Many of air packs were stored in the emergency caches required under a federal law passed after Sago.
Mine operators are supposed to supply at least two hours of emergency air per miner and stash more air packs in escapeways. No miner should have to walk more than 30 minutes to reach one, and they are to be available in regular intervals the whole way to the surface.
Scrutiny of both industry and regulators has increased since Sago, the report says more must be done. The Upper Big Branch mine explosion, which killed 29 West Virginia miners in April 2010, is "a reminder to remain ever vigilant."
Although the laws are now stronger and the industry has spent nearly $1 billion on emergency preparations since 2006, the report says there's little research to indicate how well mine operators have complied with the new regulations or whether they've been effective.
The industry and NIOSH must work to promote safety "as a core value of the industry," the report said, and that includes compiling existing research and recommendations from other high-hazard industries to help identify strengths and weaknesses.
The committee also recommended more research on effective, science-based materials, training and procedures to help miners make better decisions in crisis.
It suggests comprehensive self-escape scenarios be played out at every underground mine at least once a year, and that the lessons learned from those drills be collected and analyzed.
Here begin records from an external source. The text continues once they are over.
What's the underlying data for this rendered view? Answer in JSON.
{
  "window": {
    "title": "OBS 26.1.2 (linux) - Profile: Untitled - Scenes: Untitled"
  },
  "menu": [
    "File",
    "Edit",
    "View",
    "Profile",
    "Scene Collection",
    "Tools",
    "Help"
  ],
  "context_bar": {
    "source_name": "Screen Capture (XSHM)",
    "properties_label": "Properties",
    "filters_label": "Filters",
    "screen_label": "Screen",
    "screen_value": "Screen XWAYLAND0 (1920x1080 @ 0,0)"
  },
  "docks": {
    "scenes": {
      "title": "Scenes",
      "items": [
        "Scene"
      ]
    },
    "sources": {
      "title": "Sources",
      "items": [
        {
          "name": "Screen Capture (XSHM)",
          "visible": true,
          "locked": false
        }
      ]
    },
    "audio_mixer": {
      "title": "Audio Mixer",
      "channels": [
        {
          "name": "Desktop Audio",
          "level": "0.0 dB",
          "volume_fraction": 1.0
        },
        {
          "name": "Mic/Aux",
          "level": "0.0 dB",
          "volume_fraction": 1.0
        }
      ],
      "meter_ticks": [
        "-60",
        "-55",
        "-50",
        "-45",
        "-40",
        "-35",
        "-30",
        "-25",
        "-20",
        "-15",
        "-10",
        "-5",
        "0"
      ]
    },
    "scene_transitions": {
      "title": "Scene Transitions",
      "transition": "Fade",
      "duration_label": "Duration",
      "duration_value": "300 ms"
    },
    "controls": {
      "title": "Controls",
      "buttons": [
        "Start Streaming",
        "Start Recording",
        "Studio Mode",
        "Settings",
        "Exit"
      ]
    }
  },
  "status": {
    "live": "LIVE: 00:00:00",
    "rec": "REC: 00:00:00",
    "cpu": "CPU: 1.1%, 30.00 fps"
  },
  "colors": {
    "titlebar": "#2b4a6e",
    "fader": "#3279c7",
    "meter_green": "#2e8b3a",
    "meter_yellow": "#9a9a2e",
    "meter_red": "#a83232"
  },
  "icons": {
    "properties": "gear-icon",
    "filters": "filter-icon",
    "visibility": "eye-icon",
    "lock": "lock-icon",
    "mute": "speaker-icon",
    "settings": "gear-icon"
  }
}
It recommends the creation of a public database that could help anyone who's interested examine the outcomes.
NIOSH should also work with MSHA to ensure any new training is effective, and that miners retain what they learn.